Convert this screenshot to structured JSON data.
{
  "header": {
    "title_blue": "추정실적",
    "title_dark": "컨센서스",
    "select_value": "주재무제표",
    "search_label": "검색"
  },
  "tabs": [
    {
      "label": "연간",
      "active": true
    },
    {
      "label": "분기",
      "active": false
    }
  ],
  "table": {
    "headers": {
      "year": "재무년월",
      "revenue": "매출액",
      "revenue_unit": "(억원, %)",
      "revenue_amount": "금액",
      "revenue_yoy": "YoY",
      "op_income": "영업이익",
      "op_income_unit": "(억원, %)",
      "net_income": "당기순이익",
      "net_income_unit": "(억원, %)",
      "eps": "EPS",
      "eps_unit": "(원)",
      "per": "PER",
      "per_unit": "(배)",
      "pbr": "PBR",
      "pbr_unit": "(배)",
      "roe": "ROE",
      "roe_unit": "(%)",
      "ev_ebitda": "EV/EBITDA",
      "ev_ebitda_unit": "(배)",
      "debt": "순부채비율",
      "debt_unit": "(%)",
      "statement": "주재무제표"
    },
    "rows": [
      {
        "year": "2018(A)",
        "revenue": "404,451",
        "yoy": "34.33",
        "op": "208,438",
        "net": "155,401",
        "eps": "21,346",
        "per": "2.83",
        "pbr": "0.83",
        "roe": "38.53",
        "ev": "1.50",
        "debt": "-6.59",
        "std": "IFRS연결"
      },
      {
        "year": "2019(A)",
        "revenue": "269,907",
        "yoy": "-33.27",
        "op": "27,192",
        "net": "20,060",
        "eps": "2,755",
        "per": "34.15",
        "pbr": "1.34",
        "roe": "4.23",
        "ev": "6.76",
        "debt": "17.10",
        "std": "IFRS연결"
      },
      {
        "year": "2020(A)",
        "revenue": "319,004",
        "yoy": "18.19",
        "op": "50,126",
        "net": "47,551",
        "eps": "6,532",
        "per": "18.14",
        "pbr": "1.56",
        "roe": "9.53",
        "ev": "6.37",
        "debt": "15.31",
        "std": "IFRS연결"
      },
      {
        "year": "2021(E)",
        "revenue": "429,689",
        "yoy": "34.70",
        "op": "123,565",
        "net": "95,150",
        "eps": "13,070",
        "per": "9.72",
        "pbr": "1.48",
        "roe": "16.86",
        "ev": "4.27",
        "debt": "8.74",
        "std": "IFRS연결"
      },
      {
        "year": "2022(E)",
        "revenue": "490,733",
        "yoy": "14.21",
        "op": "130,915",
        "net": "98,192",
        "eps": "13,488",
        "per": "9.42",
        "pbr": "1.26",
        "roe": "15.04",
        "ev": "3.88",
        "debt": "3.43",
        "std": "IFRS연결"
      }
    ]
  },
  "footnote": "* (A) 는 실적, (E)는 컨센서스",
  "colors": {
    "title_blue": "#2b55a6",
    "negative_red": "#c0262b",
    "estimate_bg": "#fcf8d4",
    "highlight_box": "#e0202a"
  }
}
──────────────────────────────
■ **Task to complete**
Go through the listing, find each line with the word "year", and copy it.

■ **Output of the task**
      "year": "재무년월",
        "year": "2018(A)",
        "year": "2019(A)",
        "year": "2020(A)",
        "year": "2021(E)",
        "year": "2022(E)",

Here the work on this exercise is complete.